» GOAL OF THE EXERCISE: Could you print all the entries exactly?

» RECORDS FOR THE EXERCISE:

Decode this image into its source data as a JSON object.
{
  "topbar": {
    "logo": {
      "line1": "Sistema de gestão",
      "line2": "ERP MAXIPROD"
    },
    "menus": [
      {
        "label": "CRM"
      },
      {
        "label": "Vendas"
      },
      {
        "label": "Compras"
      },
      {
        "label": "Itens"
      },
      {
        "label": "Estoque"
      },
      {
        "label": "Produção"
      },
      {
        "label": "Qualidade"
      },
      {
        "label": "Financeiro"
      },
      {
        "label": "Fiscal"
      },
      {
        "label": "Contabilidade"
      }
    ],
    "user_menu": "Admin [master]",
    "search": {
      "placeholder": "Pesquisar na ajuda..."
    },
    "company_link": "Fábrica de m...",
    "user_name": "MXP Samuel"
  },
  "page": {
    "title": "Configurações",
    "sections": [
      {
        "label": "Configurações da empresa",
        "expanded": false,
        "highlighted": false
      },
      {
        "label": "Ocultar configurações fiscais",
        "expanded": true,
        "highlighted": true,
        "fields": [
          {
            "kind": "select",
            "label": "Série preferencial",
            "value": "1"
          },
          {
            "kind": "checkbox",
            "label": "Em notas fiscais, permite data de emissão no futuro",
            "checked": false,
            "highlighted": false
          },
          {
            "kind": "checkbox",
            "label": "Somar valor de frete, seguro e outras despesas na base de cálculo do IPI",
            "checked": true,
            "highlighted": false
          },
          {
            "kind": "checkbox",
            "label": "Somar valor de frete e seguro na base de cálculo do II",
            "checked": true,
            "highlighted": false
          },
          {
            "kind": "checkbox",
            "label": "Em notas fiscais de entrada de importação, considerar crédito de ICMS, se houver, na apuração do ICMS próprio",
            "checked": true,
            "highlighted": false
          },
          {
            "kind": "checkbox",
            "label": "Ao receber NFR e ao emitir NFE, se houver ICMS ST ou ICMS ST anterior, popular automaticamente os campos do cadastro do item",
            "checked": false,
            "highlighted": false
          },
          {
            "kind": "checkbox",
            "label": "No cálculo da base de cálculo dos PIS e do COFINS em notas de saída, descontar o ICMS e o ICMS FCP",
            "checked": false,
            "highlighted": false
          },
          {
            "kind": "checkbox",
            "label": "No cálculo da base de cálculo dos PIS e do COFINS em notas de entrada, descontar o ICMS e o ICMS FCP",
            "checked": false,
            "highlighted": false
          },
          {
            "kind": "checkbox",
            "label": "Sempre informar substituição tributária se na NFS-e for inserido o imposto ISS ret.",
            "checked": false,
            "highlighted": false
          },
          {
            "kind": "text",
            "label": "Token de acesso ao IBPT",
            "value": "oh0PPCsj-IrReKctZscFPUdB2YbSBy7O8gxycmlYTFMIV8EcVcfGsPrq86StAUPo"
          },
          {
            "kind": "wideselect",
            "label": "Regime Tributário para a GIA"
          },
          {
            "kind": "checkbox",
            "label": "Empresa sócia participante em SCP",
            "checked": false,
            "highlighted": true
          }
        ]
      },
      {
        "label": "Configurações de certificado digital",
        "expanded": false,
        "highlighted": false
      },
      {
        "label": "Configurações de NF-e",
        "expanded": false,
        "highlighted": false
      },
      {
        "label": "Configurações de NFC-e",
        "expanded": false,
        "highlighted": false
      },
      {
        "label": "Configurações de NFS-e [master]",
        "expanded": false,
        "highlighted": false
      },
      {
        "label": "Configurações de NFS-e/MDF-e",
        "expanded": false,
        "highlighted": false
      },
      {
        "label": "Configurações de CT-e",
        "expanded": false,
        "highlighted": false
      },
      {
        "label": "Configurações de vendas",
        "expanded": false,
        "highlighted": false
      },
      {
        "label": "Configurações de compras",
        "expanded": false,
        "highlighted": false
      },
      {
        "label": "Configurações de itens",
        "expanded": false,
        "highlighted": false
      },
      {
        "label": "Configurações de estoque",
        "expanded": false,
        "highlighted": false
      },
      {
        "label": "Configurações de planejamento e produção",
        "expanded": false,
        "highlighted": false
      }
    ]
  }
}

» ANSWER BOX:
Decode this image into its source data as a JSON object.
{
  "topbar": {
    "logo": {
      "line1": "Sistema de gestão",
      "line2": "ERP MAXIPROD"
    },
    "menus": [
      {
        "label": "CRM"
      },
      {
        "label": "Vendas"
      },
      {
        "label": "Compras"
      },
      {
        "label": "Itens"
      },
      {
        "label": "Estoque"
      },
      {
        "label": "Produção"
      },
      {
        "label": "Qualidade"
      },
      {
        "label": "Financeiro"
      },
      {
        "label": "Fiscal"
      },
      {
        "label": "Contabilidade"
      }
    ],
    "user_menu": "Admin [master]",
    "search": {
      "placeholder": "Pesquisar na ajuda..."
    },
    "company_link": "Fábrica de m...",
    "user_name": "MXP Samuel"
  },
  "page": {
    "title": "Configurações",
    "sections": [
      {
        "label": "Configurações da empresa",
        "expanded": false,
        "highlighted": false
      },
      {
        "label": "Ocultar configurações fiscais",
        "expanded": true,
        "highlighted": true,
        "fields": [
          {
            "kind": "select",
            "label": "Série preferencial",
            "value": "1"
          },
          {
            "kind": "checkbox",
            "label": "Em notas fiscais, permite data de emissão no futuro",
            "checked": false,
            "highlighted": false
          },
          {
            "kind": "checkbox",
            "label": "Somar valor de frete, seguro e outras despesas na base de cálculo do IPI",
            "checked": true,
            "highlighted": false
          },
          {
            "kind": "checkbox",
            "label": "Somar valor de frete e seguro na base de cálculo do II",
            "checked": true,
            "highlighted": false
          },
          {
            "kind": "checkbox",
            "label": "Em notas fiscais de entrada de importação, considerar crédito de ICMS, se houver, na apuração do ICMS próprio",
            "checked": true,
            "highlighted": false
          },
          {
            "kind": "checkbox",
            "label": "Ao receber NFR e ao emitir NFE, se houver ICMS ST ou ICMS ST anterior, popular automaticamente os campos do cadastro do item",
            "checked": false,
            "highlighted": false
          },
          {
            "kind": "checkbox",
            "label": "No cálculo da base de cálculo dos PIS e do COFINS em notas de saída, descontar o ICMS e o ICMS FCP",
            "checked": false,
            "highlighted": false
          },
          {
            "kind": "checkbox",
            "label": "No cálculo da base de cálculo dos PIS e do COFINS em notas de entrada, descontar o ICMS e o ICMS FCP",
            "checked": false,
            "highlighted": false
          },
          {
            "kind": "checkbox",
            "label": "Sempre informar substituição tributária se na NFS-e for inserido o imposto ISS ret.",
            "checked": false,
            "highlighted": false
          },
          {
            "kind": "text",
            "label": "Token de acesso ao IBPT",
            "value": "oh0PPCsj-IrReKctZscFPUdB2YbSBy7O8gxycmlYTFMIV8EcVcfGsPrq86StAUPo"
          },
          {
            "kind": "wideselect",
            "label": "Regime Tributário para a GIA"
          },
          {
            "kind": "checkbox",
            "label": "Empresa sócia participante em SCP",
            "checked": false,
            "highlighted": true
          }
        ]
      },
      {
        "label": "Configurações de certificado digital",
        "expanded": false,
        "highlighted": false
      },
      {
        "label": "Configurações de NF-e",
        "expanded": false,
        "highlighted": false
      },
      {
        "label": "Configurações de NFC-e",
        "expanded": false,
        "highlighted": false
      },
      {
        "label": "Configurações de NFS-e [master]",
        "expanded": false,
        "highlighted": false
      },
      {
        "label": "Configurações de NFS-e/MDF-e",
        "expanded": false,
        "highlighted": false
      },
      {
        "label": "Configurações de CT-e",
        "expanded": false,
        "highlighted": false
      },
      {
        "label": "Configurações de vendas",
        "expanded": false,
        "highlighted": false
      },
      {
        "label": "Configurações de compras",
        "expanded": false,
        "highlighted": false
      },
      {
        "label": "Configurações de itens",
        "expanded": false,
        "highlighted": false
      },
      {
        "label": "Configurações de estoque",
        "expanded": false,
        "highlighted": false
      },
      {
        "label": "Configurações de planejamento e produção",
        "expanded": false,
        "highlighted": false
      }
    ]
  }
}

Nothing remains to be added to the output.